In June 2004, the company's restaurants changed to a vegetable cooking oil blend, with a trans-fat level of less than 1 per cent making it virtually free of the fatty acids shown to raise the risk of heart disease. Now its suppliers will be partially cooking products in non-hydrogenated canola oil, reducing saturated fat levels, said the US chain. This latest change means a total reduction of more than 725 tonnes of saturated fat or an 83 per cent reduction in saturated fats compared to early 2004, it claims. The new oil blend is high in monounsaturated fat, and like other vegetable oils, is cholesterol-free. Mark Hawthorne, country manager for McDonald's New Zealand said: "We have been working with dietitians and our suppliers over the past few years to make further improvements to our oil. We believe that by making this change we have taken another significant step to further improve the nutritional profile of our menu." McDonald's continues to come under pressure from consumer groups fighting food producers for their alleged role in the current obesity epidemic.
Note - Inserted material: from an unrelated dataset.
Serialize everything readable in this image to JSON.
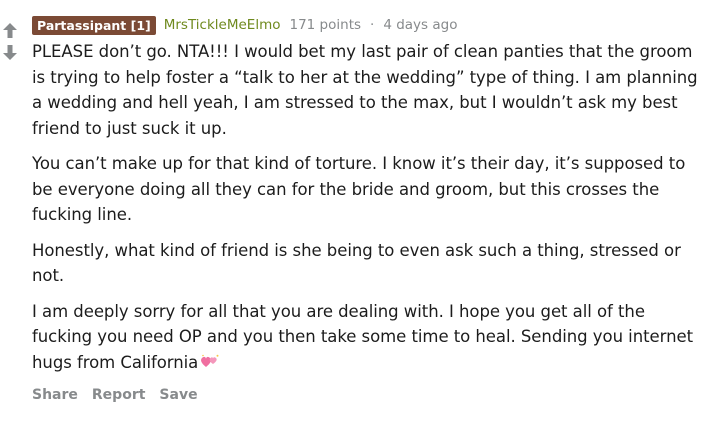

It recently introduced nutrition labelling and percentage daily intake (%DI) on packaging so customers can see what percentage of their total daily intake of energy and nutrients are in its products.
McDonald's New Zealand said yesterday that it would replace its frying oil with a blend that is lower in saturated fat and virtually trans-fat free.